Anyway, I was doing this last week when I decided I hadn’t checked out the symptoms of GAD in a bit. Generalized Anxiety Disorder, aka GAD, affects 3.1% of the entire U.S. population, so it’s not like it’s an entirely foreign disorder. But since everyone is different, certain symptoms of GAD can impact people more than others. For me, it would be the ‘excessive anxiety and worry’ symptom that strikes time and again.
I’ve written a ton of posts on this blog during ‘Awareness Months’ over the years: Mental Health Month, Mental Illness Awareness Week, Suicide Prevention Awareness Month, World Mental Health Day…the list goes on. I appreciate those days because not only does it shine a spotlight on a specific issue, but it emboldens people to talk about their experience in a way they might not do any other day, week or month of the year.

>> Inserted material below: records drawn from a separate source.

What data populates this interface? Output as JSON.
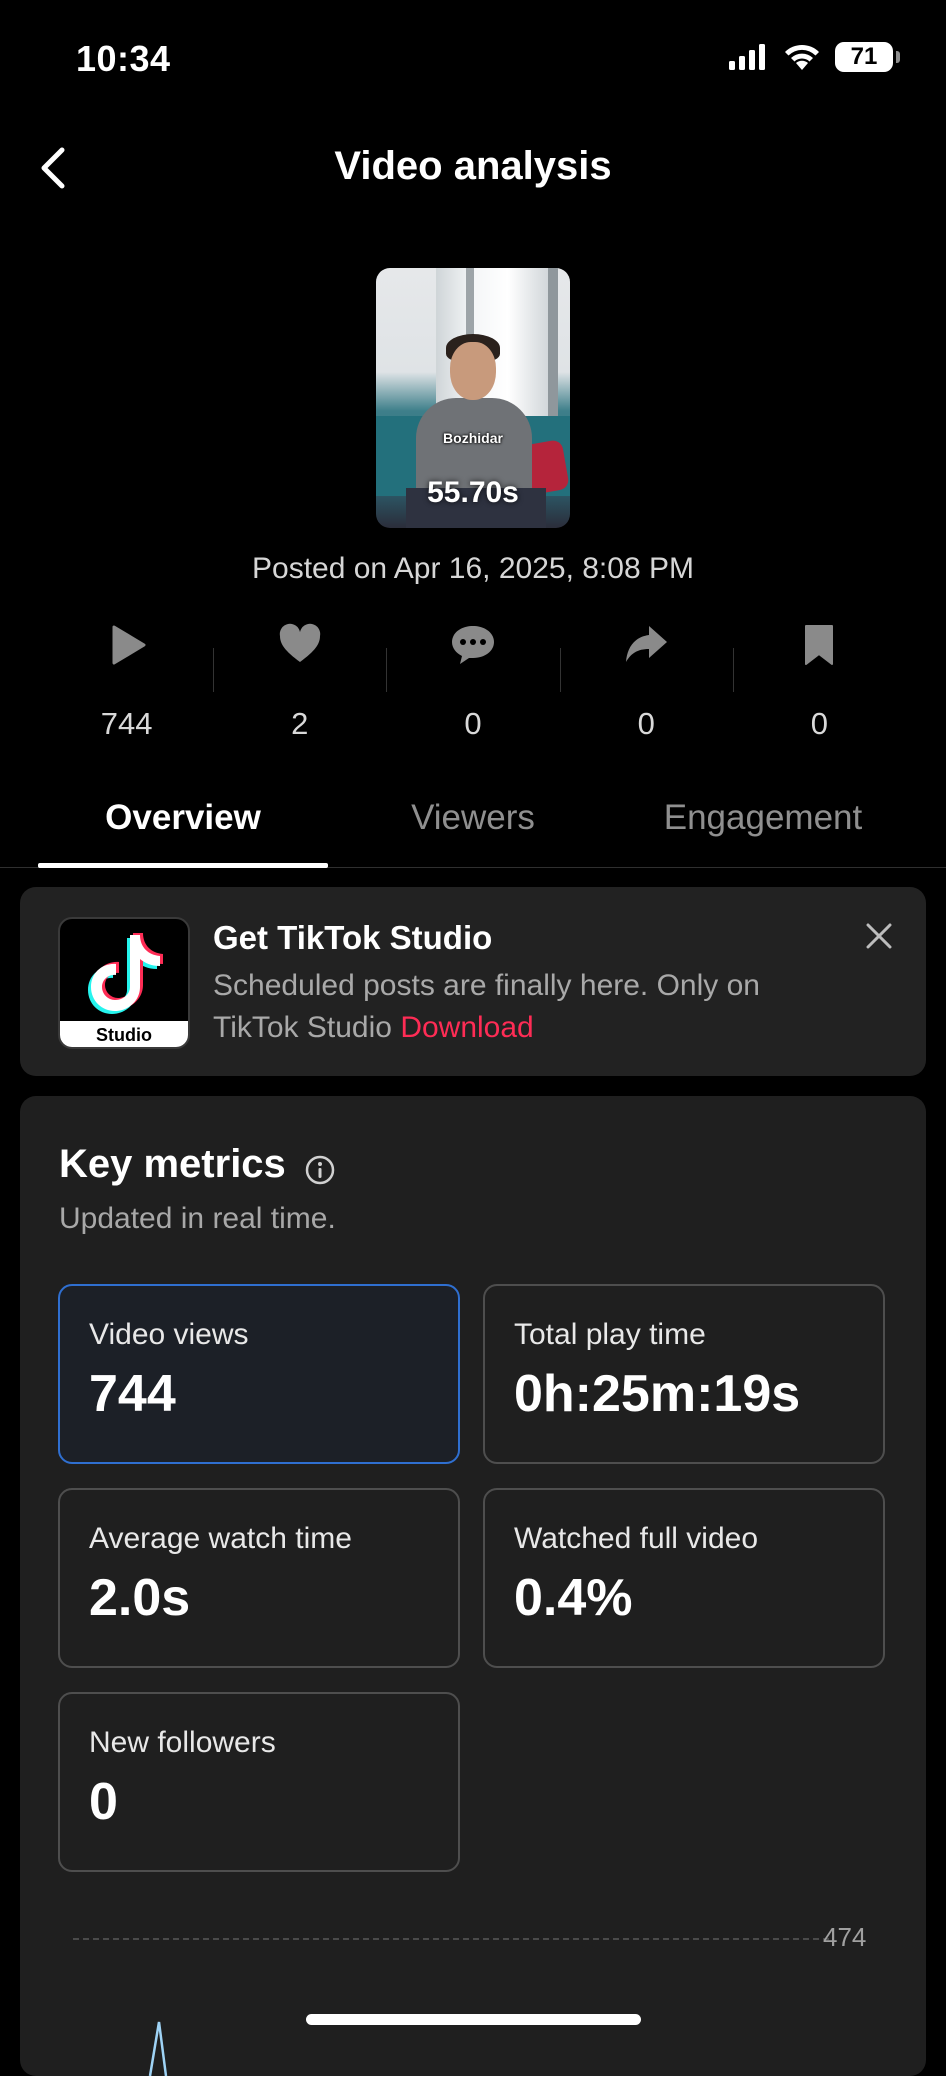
{
  "status_bar": {
    "time": "10:34",
    "battery": "71",
    "icons": [
      "signal-icon",
      "wifi-icon",
      "battery-icon"
    ]
  },
  "header": {
    "title": "Video analysis",
    "back_icon": "chevron-left-icon"
  },
  "video": {
    "overlay_name": "Bozhidar",
    "duration": "55.70s",
    "posted": "Posted on Apr 16, 2025, 8:08 PM"
  },
  "stats": [
    {
      "icon": "play-icon",
      "value": "744"
    },
    {
      "icon": "heart-icon",
      "value": "2"
    },
    {
      "icon": "comment-icon",
      "value": "0"
    },
    {
      "icon": "share-icon",
      "value": "0"
    },
    {
      "icon": "bookmark-icon",
      "value": "0"
    }
  ],
  "tabs": [
    {
      "label": "Overview",
      "active": true
    },
    {
      "label": "Viewers",
      "active": false
    },
    {
      "label": "Engagement",
      "active": false
    }
  ],
  "banner": {
    "logo_label": "Studio",
    "title": "Get TikTok Studio",
    "text": "Scheduled posts are finally here. Only on TikTok Studio",
    "link": "Download",
    "link_color": "#fe2c55"
  },
  "key_metrics": {
    "title": "Key metrics",
    "subtitle": "Updated in real time.",
    "cards": [
      {
        "label": "Video views",
        "value": "744",
        "selected": true
      },
      {
        "label": "Total play time",
        "value": "0h:25m:19s",
        "selected": false
      },
      {
        "label": "Average watch time",
        "value": "2.0s",
        "selected": false
      },
      {
        "label": "Watched full video",
        "value": "0.4%",
        "selected": false
      },
      {
        "label": "New followers",
        "value": "0",
        "selected": false
      }
    ],
    "chart_max_label": "474"
  },
  "colors": {
    "background": "#000000",
    "panel": "#1f1f1f",
    "selected_border": "#2f6fd0",
    "chart_line": "#9fd3f5"
  }
}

And while I appreciate those days, I’m never really sure what to say in the days and weeks after it’s over. What should we do? Is there an action that needs to be taken? How do we take what we’ve learned over that time and apply it to the future?
I thought about this especially this year after the end of Suicide Prevention Awareness Month. I didn’t know to do when the month was over, because I wasn’t sure how to continue to educate others on suicide prevention and make people feel comfortable enough to share their stories and experiences.
It feels easier for some during an ‘Awareness’ month because others are speaking out, which I very much appreciate – in fact, I think that’s one of the biggest benefits of these ‘awareness’ movements. But it also makes me wonder why it’s so much harder to speak out the other days, weeks and months of the year when mental health isn’t necessarily a central focus on a national or global scale.
Sometimes it feels like there’s an all-or-nothing attitude toward attention given to mental health movements. This attitude isn’t from our community, of course; the bloggers, activists and organizations that I read from and follow are wonderful at continuing the conversation year-round. No, this is more of an attitude from the general public. It feels like if we’re not in the middle of an awareness month, then mental health is not on the radar.
Look, I know that there won’t be the same level of attention given to a cause outside of a time of awareness; that’s fine with me. I’m honestly just wondering why there can’t be a happy medium for this situation. Mental health doesn’t need to be at the forefront for everyone, but it’s also part of our daily lives. It comes up in the thoughts we have and the decisions we make. There’s space for it in the daily conversation. It might not always be happy and uplifting conversation, but that’s life.
Maybe the drop off that I’m talking about isn’t as extreme as I’m making it out to be, but that’s always how I’ve felt once these times of awareness are over. If I’m wrong, please let me know! I guess I just want mental health to be part of the daily conversation in some way, and not just when it’s Mental Health Day/Week/Month, etc. That’s not such a wild thought, right?
It’s October 10th, which means that once again it’s World Mental Health Day! Now I’ve written about World Mental Health Day before (twice, actually), so there is a lot that’s been said about not only recognizing the importance of mental health but seeking out ways to be as mentally healthy as possible. World Mental Health Day also takes place during Mental Illness Awareness Week, putting an added focus on being aware of how pervasive mental illness is in today’s world.
So it’s October! While September is a little less in your face about it being fall, by the time we reach October people are pretty much in full-on Jack Skellington mode or sending Dwight Schrute’s pumpkin head to their friends. But for me, October can signal a lot of changes – the most important one being that summer is over, and this year it’s especially important to me.